Managing Director of her own media company, Thuli Nhlapo Media. She has previously worked for ABC News (USA), and SABC News as reporter and/or producer. She has also written for The Sowetan, Mail & Guardian and The Star.
Growing up, the “melanin glow” was overlooked. I remember ,skin colour having had an impact on whether you were beautiful or not? Colourism in the African community is very dominant because girls or boys with darker skin grew up being side-lined. With the influence of social media, others consider skin bleaching which is a very harsh practice. The impact of colourism has influenced how many young people perceive themselves.
Thuli Nhlapo shares her experience of being labelled as “Yellow” and facing rejection by her birth mother. She reflects on how she used to sit in the sun, so that the colour of her skin would turn darker. Whilst Thuli navigates her life wishing she were darker and pleading for acceptance. She finds herself questioning her sense of belonging. This discovery is motivated because not only is subjected to being labelled however, rejection and isolation are welcomed. Her quest to find her family truth is linked with her spiritual gift and identity.

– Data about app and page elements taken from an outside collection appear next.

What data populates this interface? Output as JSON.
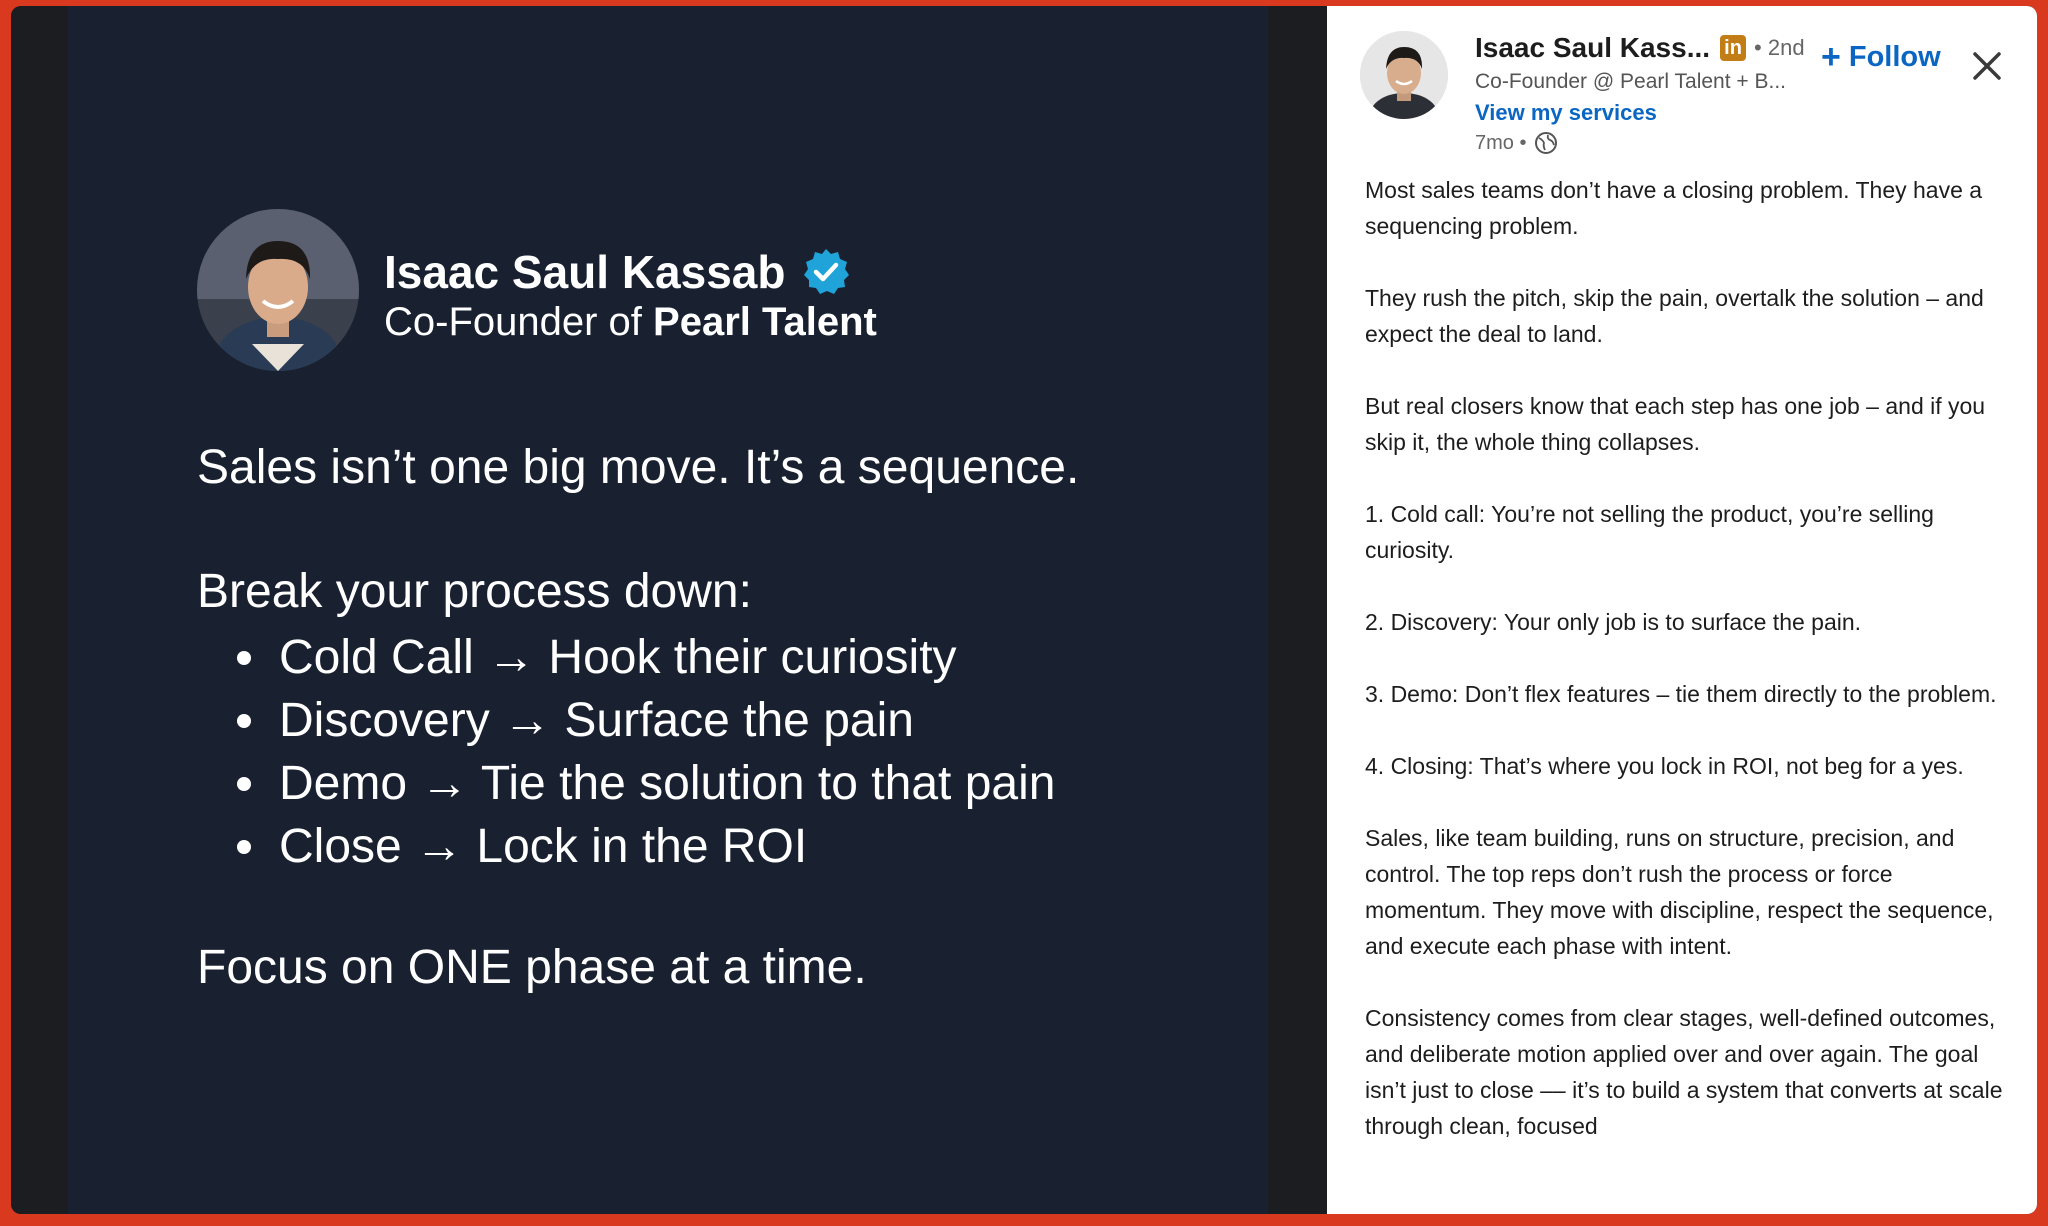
{
  "slide": {
    "name": "Isaac Saul Kassab",
    "role_prefix": "Co-Founder of",
    "role_company": "Pearl Talent",
    "headline": "Sales isn’t one big move. It’s a sequence.",
    "lead": "Break your process down:",
    "steps": [
      "Cold Call → Hook their curiosity",
      "Discovery → Surface the pain",
      "Demo → Tie the solution to that pain",
      "Close → Lock in the ROI"
    ],
    "focus": "Focus on ONE phase at a time."
  },
  "post": {
    "author_name": "Isaac Saul Kass...",
    "network_badge": "in",
    "degree": "• 2nd",
    "follow_label": "Follow",
    "headline": "Co-Founder @ Pearl Talent + B...",
    "services_link": "View my services",
    "age": "7mo •",
    "paragraphs": [
      "Most sales teams don’t have a closing problem. They have a sequencing problem.",
      "They rush the pitch, skip the pain, overtalk the solution – and expect the deal to land.",
      "But real closers know that each step has one job – and if you skip it, the whole thing collapses.",
      "1. Cold call: You’re not selling the product, you’re selling curiosity.",
      "2. Discovery: Your only job is to surface the pain.",
      "3. Demo: Don’t flex features – tie them directly to the problem.",
      "4. Closing: That’s where you lock in ROI, not beg for a yes.",
      "Sales, like team building, runs on structure, precision, and control. The top reps don’t rush the process or force momentum. They move with discipline, respect the sequence, and execute each phase with intent.",
      "Consistency comes from clear stages, well-defined outcomes, and deliberate motion applied over and over again. The goal isn’t just to close –– it’s to build a system that converts at scale through clean, focused"
    ]
  },
  "icons": {
    "verified": "verified-check-icon",
    "close": "close-icon",
    "globe": "globe-icon",
    "plus": "plus-icon"
  },
  "colors": {
    "slide_bg": "#192131",
    "link_blue": "#0a66c2",
    "verified_blue": "#1fa3d9",
    "badge_gold": "#c37d16",
    "outer_border": "#d93a1f"
  }
}
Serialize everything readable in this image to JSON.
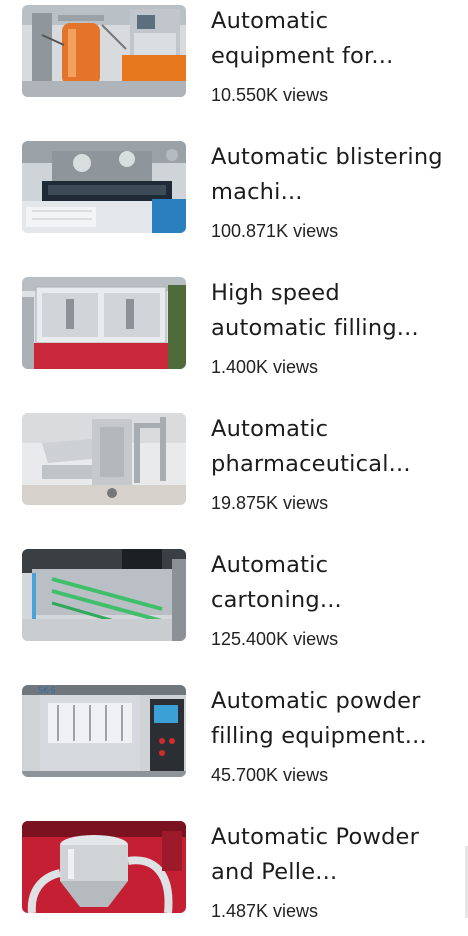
{
  "videos": [
    {
      "title": "Automatic equipment for...",
      "views": "10.550K views",
      "thumbnail": "bioreactor-thumbnail"
    },
    {
      "title": "Automatic blistering machi...",
      "views": "100.871K views",
      "thumbnail": "blister-machine-thumbnail"
    },
    {
      "title": "High speed automatic filling...",
      "views": "1.400K views",
      "thumbnail": "filling-machine-thumbnail"
    },
    {
      "title": "Automatic pharmaceutical...",
      "views": "19.875K views",
      "thumbnail": "pharma-lifter-thumbnail"
    },
    {
      "title": "Automatic cartoning...",
      "views": "125.400K views",
      "thumbnail": "cartoning-machine-thumbnail"
    },
    {
      "title": "Automatic powder filling equipment...",
      "views": "45.700K views",
      "thumbnail": "powder-filler-thumbnail"
    },
    {
      "title": "Automatic Powder and Pelle...",
      "views": "1.487K views",
      "thumbnail": "vacuum-feeder-thumbnail"
    }
  ],
  "thumb_labels": {
    "sk": "SK-6"
  },
  "colors": {
    "text": "#1c1c1c",
    "orange": "#e8781e",
    "red": "#c8283a",
    "steel": "#c9ced3"
  }
}
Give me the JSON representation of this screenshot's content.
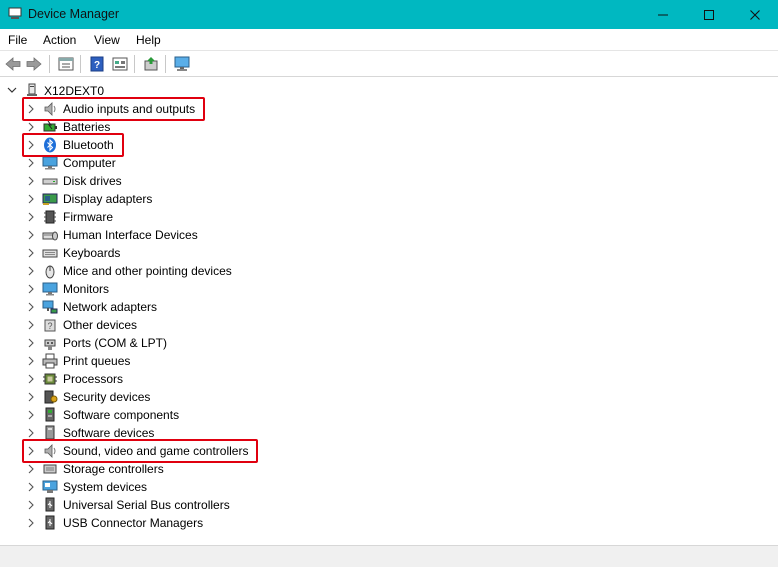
{
  "window": {
    "title": "Device Manager",
    "controls": {
      "minimize_icon": "minimize-icon",
      "maximize_icon": "maximize-icon",
      "close_icon": "close-icon"
    }
  },
  "menu": {
    "file": "File",
    "action": "Action",
    "view": "View",
    "help": "Help"
  },
  "toolbar": [
    "back-icon",
    "forward-icon",
    "properties-icon",
    "help-icon",
    "view-icon",
    "update-driver-icon",
    "scan-hardware-icon"
  ],
  "tree": {
    "root": {
      "label": "X12DEXT0",
      "icon": "computer-icon"
    },
    "categories": [
      {
        "label": "Audio inputs and outputs",
        "icon": "speaker-icon"
      },
      {
        "label": "Batteries",
        "icon": "battery-icon"
      },
      {
        "label": "Bluetooth",
        "icon": "bluetooth-icon"
      },
      {
        "label": "Computer",
        "icon": "computer-icon"
      },
      {
        "label": "Disk drives",
        "icon": "disk-drive-icon"
      },
      {
        "label": "Display adapters",
        "icon": "display-adapter-icon"
      },
      {
        "label": "Firmware",
        "icon": "firmware-icon"
      },
      {
        "label": "Human Interface Devices",
        "icon": "hid-icon"
      },
      {
        "label": "Keyboards",
        "icon": "keyboard-icon"
      },
      {
        "label": "Mice and other pointing devices",
        "icon": "mouse-icon"
      },
      {
        "label": "Monitors",
        "icon": "monitor-icon"
      },
      {
        "label": "Network adapters",
        "icon": "network-icon"
      },
      {
        "label": "Other devices",
        "icon": "unknown-device-icon"
      },
      {
        "label": "Ports (COM & LPT)",
        "icon": "port-icon"
      },
      {
        "label": "Print queues",
        "icon": "printer-icon"
      },
      {
        "label": "Processors",
        "icon": "processor-icon"
      },
      {
        "label": "Security devices",
        "icon": "security-icon"
      },
      {
        "label": "Software components",
        "icon": "software-component-icon"
      },
      {
        "label": "Software devices",
        "icon": "software-device-icon"
      },
      {
        "label": "Sound, video and game controllers",
        "icon": "speaker-icon"
      },
      {
        "label": "Storage controllers",
        "icon": "storage-icon"
      },
      {
        "label": "System devices",
        "icon": "system-icon"
      },
      {
        "label": "Universal Serial Bus controllers",
        "icon": "usb-icon"
      },
      {
        "label": "USB Connector Managers",
        "icon": "usb-icon"
      }
    ],
    "highlighted": [
      "Audio inputs and outputs",
      "Bluetooth",
      "Sound, video and game controllers"
    ]
  },
  "colors": {
    "titlebar": "#00b8c1",
    "highlight_box": "#e0000f"
  }
}
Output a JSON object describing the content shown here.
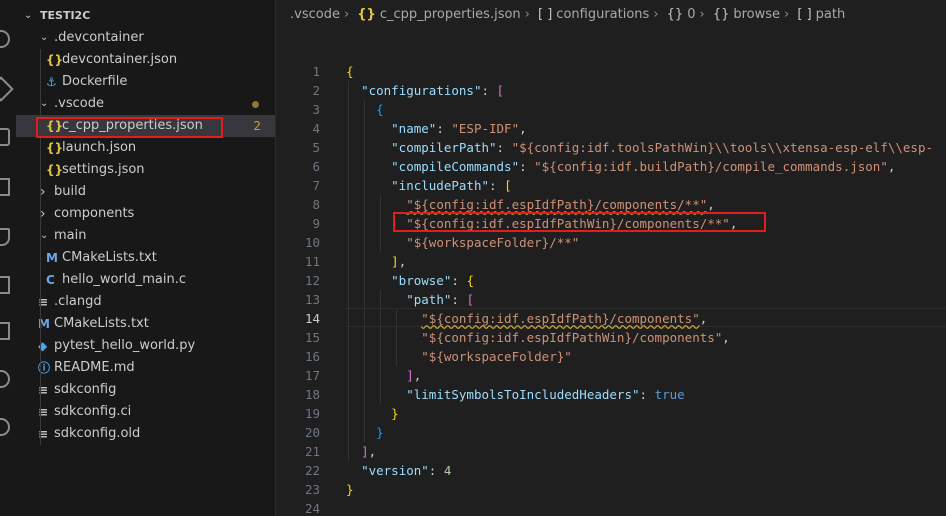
{
  "explorer": {
    "root_label": "TESTI2C",
    "rows": [
      {
        "label": ".devcontainer",
        "type": "folder-open",
        "depth": 1
      },
      {
        "label": "devcontainer.json",
        "type": "json",
        "depth": 2
      },
      {
        "label": "Dockerfile",
        "type": "docker",
        "depth": 2
      },
      {
        "label": ".vscode",
        "type": "folder-open",
        "depth": 1,
        "modified": true
      },
      {
        "label": "c_cpp_properties.json",
        "type": "json",
        "depth": 2,
        "badge": "2",
        "selected": true
      },
      {
        "label": "launch.json",
        "type": "json",
        "depth": 2
      },
      {
        "label": "settings.json",
        "type": "json",
        "depth": 2
      },
      {
        "label": "build",
        "type": "folder-closed",
        "depth": 1
      },
      {
        "label": "components",
        "type": "folder-closed",
        "depth": 1
      },
      {
        "label": "main",
        "type": "folder-open",
        "depth": 1
      },
      {
        "label": "CMakeLists.txt",
        "type": "cmake",
        "depth": 2
      },
      {
        "label": "hello_world_main.c",
        "type": "c",
        "depth": 2
      },
      {
        "label": ".clangd",
        "type": "text",
        "depth": 1
      },
      {
        "label": "CMakeLists.txt",
        "type": "cmake",
        "depth": 1
      },
      {
        "label": "pytest_hello_world.py",
        "type": "python",
        "depth": 1
      },
      {
        "label": "README.md",
        "type": "info",
        "depth": 1
      },
      {
        "label": "sdkconfig",
        "type": "text",
        "depth": 1
      },
      {
        "label": "sdkconfig.ci",
        "type": "text",
        "depth": 1
      },
      {
        "label": "sdkconfig.old",
        "type": "text",
        "depth": 1
      }
    ]
  },
  "breadcrumb": {
    "items": [
      ".vscode",
      "c_cpp_properties.json",
      "configurations",
      "0",
      "browse",
      "path"
    ]
  },
  "editor": {
    "active_line": "14",
    "line_numbers": [
      "1",
      "2",
      "3",
      "4",
      "5",
      "6",
      "7",
      "8",
      "9",
      "10",
      "11",
      "12",
      "13",
      "14",
      "15",
      "16",
      "17",
      "18",
      "19",
      "20",
      "21",
      "22",
      "23",
      "24"
    ],
    "tokens": {
      "l2_key": "\"configurations\"",
      "l4_key": "\"name\"",
      "l4_val": "\"ESP-IDF\"",
      "l5_key": "\"compilerPath\"",
      "l5_val": "\"${config:idf.toolsPathWin}\\\\tools\\\\xtensa-esp-elf\\\\esp-",
      "l6_key": "\"compileCommands\"",
      "l6_val": "\"${config:idf.buildPath}/compile_commands.json\"",
      "l7_key": "\"includePath\"",
      "l8_val": "\"${config:idf.espIdfPath}/components/**\"",
      "l9_val": "\"${config:idf.espIdfPathWin}/components/**\"",
      "l10_val": "\"${workspaceFolder}/**\"",
      "l12_key": "\"browse\"",
      "l13_key": "\"path\"",
      "l14_val": "\"${config:idf.espIdfPath}/components\"",
      "l15_val": "\"${config:idf.espIdfPathWin}/components\"",
      "l16_val": "\"${workspaceFolder}\"",
      "l18_key": "\"limitSymbolsToIncludedHeaders\"",
      "l18_val": "true",
      "l22_key": "\"version\"",
      "l22_val": "4"
    }
  },
  "colors": {
    "highlight_box": "#e51c1c",
    "json_icon": "#e2c541",
    "badge": "#cca700"
  }
}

This read is a reminder that the African community needs to unlearn the concept of “secrets”. The truth has a way of coming. The truth yields healing. A sincere, thought-provoking, and amazing read. I am waiting for book number two from Thuli Nhlapo.